Norfolk City Council Member Is Running For Lieutenant Governor
This story was updated Dec. 1, 2020 at 10:45 a.m.
Norfolk City Council member Andria McClellan is running for the Democratic nomination to be Virginia’s next lieutenant governor.
She said she was exploring a run for lieutenant governor in July, with the launch of a political action committee. A note of transparency -- McClellan sits on the WHRO Governing Board of Directors.
Her platform for lieutenant governor includes issues she’s worked on locally, like ensuring access to high-speed internet; creating more high-paying jobs and addressing climate change by investing in clean energy; and creating a more equitable education system.
“We’re a Commonwealth that wins by addition, not by subtraction and certainly not by division,” she said in her formal announcement video.
In an interview with WHRO, McClellan said she practices “pragmatic progressivism.”
“How do we take those ideals of the Democratic party and make sure they work for everybody,” she said.
The lieutenant governor position provides a platform to address statewide issues, McClellan said. She would use the position to focus on the same issues she has since her 2016 election to represent Superward 6 in the Norfolk City Council.
Her list includes broadband expansion (to benefit students, people working from home and older citizens who rely on telehealth services); workforce development for people who need re-training or new skills; and climate change, including the increased severe flooding that comes with it.
"Flooding is not just a Coastal Virginia issue anymore, it is a Commonwealth-wide issue," she said. "I'd really like to focus on flood mitigation and further the Virginia Clean Economy Act to reduce Virginia's carbon footprint."
McClellan is the first Democrat in Hampton Roads to officially run for the position, which already has a packed field, with several Democratic candidates in Northern Virginia vying for the party nomination.
"I think a statewide ticket must have representation from different parts of the commonwealth and selfishly, I absolutely believe Hampton Roads needs to be on the ticket," she said. "We’re a huge region, which includes the largest naval base in the would, one of the largest concentrations of federal military assets, one of the busiest seaports on the East Coast, so having a seat the table is critical."

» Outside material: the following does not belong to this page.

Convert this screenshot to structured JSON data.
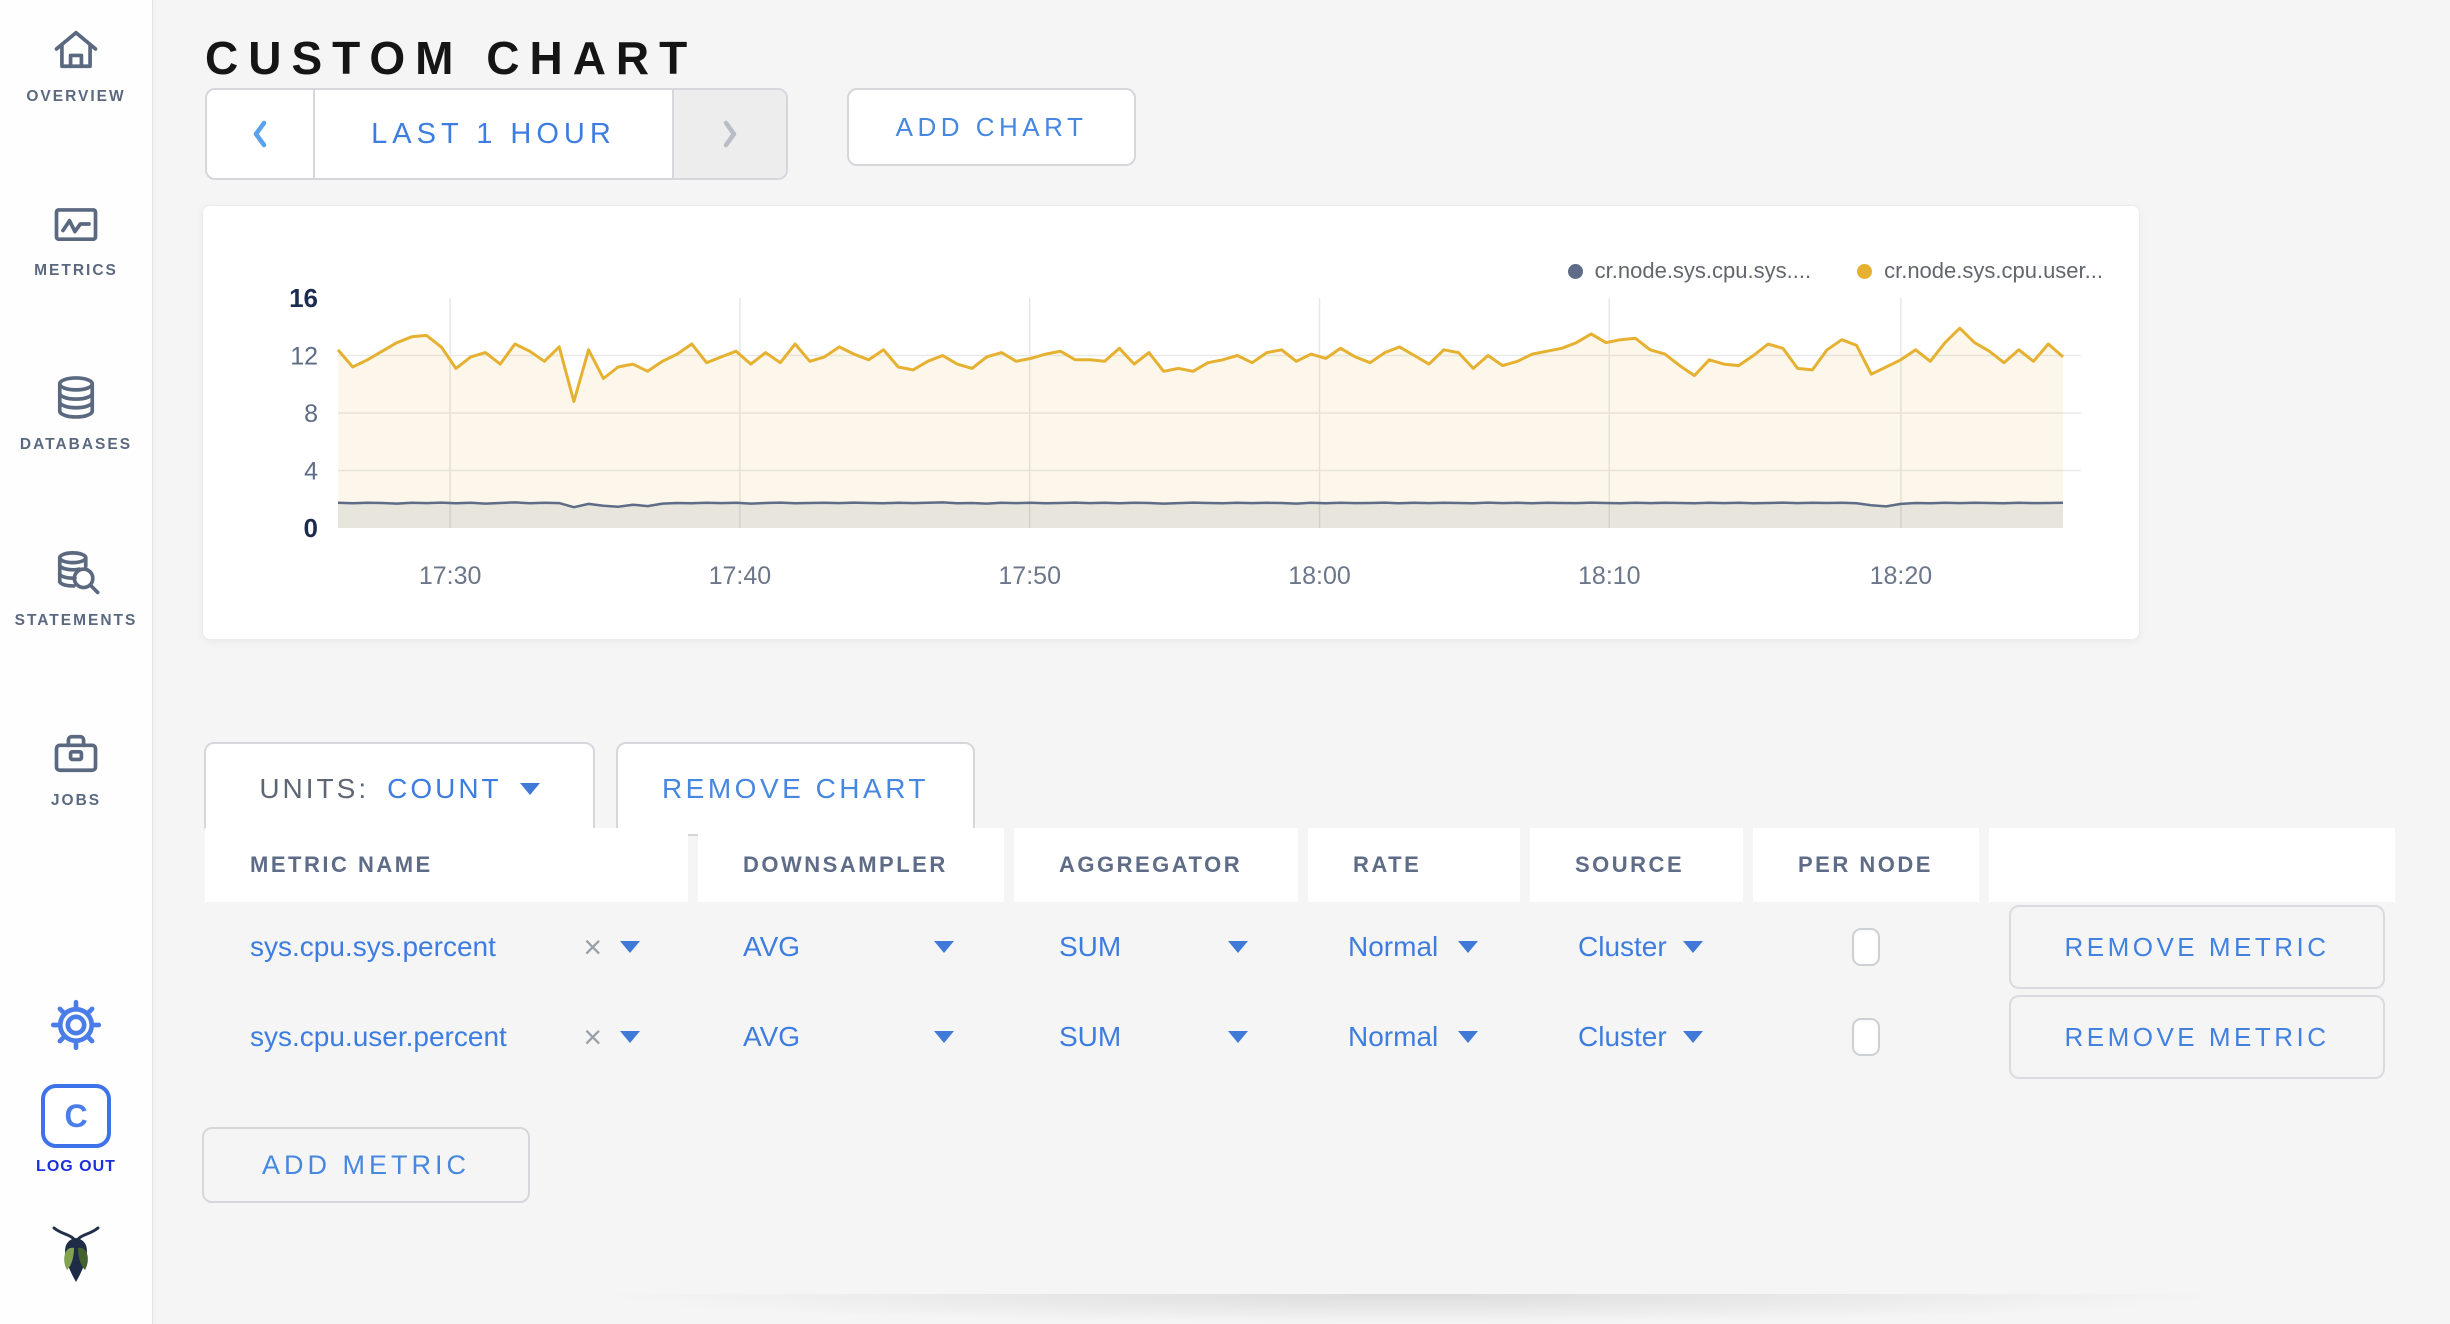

Locally, current Republican Del. Glenn Davis of Virginia Beach has also launched a bid for a lieutenant governor, putting him in competition with a former Republican delegate and two others without past state political experience.
On his website, Davis says using federal dollars to help Virginia recover from COVID-19 is a priority, as is increased testing. He also says there should be better systems to get children back into school and support businesses that are struggling with shutdowns and other impacts.
Davis says broadband expansion is one way to help create and sustain jobs once the pandemic passes.
Like McClellan, education is a key priority for Davis, who says Virginia should expand access to specialized and charter schools. He wants to see more school building renovations, make sure students have access to modern technology and create smaller class sizes.
Both have to make it out of their respective party’s nomination process first. The primary is in June of next year.
The lieutenant governor presides over the state Senate and casts tie-breaking votes in that body. The lieutenant governor is also next in line to lead the state if something happens to the governor.
Virginians will elect a governor, lieutenant governor and attorney general in 2021.